NASA seeks FAMU students for recruitment


A NASA official said Florida A&M’s students are ideal for internships, fellowships and scholarships at the agency.

“We have some great students that come from here,” said Josephine Pereira, recruitment manager for Nassau County Space Center and Pathways Internship program.

Deonte and Gerard [former FAMU graduates working at NASA] are doing well. When that happens, managers say, “I need more students like that. When somebody is doing well, we keep coming back to that school.”

For more than two years, NASA has offered co-op programs such as its Pathways Internship Employment Program (IEP) for interested students and college graduates.

Every seat was filled and people were standing as students and faculty gathered in the President’s Dining Room Tuesday to meet with NASA employees for an informal question and answer reception. The meeting was one day out of a weeklong campus event to recruit FAMU students.

Once the reception began, a panel of guest speakers who were FAMU alumni discussed their journey from college graduates to a career working for NASA.

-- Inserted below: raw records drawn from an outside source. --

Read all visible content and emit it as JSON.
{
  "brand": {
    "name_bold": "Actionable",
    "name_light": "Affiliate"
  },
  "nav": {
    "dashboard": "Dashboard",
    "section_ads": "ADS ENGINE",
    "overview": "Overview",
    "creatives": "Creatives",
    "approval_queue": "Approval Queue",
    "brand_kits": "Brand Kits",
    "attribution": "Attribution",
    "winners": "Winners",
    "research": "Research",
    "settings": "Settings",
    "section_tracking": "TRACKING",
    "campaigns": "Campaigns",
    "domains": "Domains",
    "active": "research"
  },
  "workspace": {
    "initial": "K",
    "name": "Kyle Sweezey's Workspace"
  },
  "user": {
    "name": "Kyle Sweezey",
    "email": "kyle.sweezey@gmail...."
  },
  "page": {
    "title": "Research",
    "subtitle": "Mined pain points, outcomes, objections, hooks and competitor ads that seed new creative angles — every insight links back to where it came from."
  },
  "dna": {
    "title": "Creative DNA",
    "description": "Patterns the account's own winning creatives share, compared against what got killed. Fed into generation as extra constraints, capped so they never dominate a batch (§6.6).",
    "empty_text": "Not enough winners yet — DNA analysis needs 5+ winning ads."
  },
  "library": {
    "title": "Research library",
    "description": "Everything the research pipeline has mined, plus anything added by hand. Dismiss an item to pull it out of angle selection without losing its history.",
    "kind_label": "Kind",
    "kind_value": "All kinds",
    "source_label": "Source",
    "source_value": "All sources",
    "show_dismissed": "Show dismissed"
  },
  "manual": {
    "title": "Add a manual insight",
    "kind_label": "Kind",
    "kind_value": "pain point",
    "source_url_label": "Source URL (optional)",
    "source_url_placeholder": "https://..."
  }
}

“I’m a supervisor and really enjoy my job,” said Gina Henderson, Ph.D., a branch chief in the systems engineering division at NASA and the first graduate with a master’s degree from FAMU’s engineering school. “You can get high on the branch chain and still get to interact with other engineers.”

After twenty years, Henderson is now at the peak of her career at NASA and plans to continue the momentum, although people usually retire at 30 years she said.

Amber Ervin, a third-year computer science student from Miami, interned at the Kennedy Space Center through the Solar Program and said actually working at the workforce was her best experience.

“At NASA you learn a lot,” Ervin said. “We were able to go into the astronaut quarters where we got to meet astronauts and go into the PAB, Physical Assembly Building, where they make the shuttles and the rockets.”

Deonte Carpenter, a marketing specialist at NASA and former marketing major at FAMU, encouraged students to expand on NASA’s Solar Program initiatives because he believes in building generational wealth among college students who struggled financially and mentally with goals of a successful career after graduating like he did.

”Ever since I stepped foot on this campus, I had to work hard with three jobs,” Carpenter said. “I was in the band, SBI and it was difficult to balance all of that. When I have children, I want it to better for them so they can launch themselves from my success. I don’t want to be rich, but I want to be wealthy, and NASA is helping me do that.”

The majority of students who attended the event were from business and engineering schools, but Carpenter said NASA affords unique opportunities to students in a wide range of majors.

“It doesn’t matter if you’re a budget analyst, a photographer or a carpenter,” Carpenter said. “Everything you do at your job affects somebody else’s job, which affect the mission.”

The goal of NASA’s co-op programs is to initiate and produce the best students once they complete the program.

“We want your professors to say, ‘Wow, that NASA experience really did make her a better student,’” Pereira said.

For more information on NASA’s internships and graduate programs, email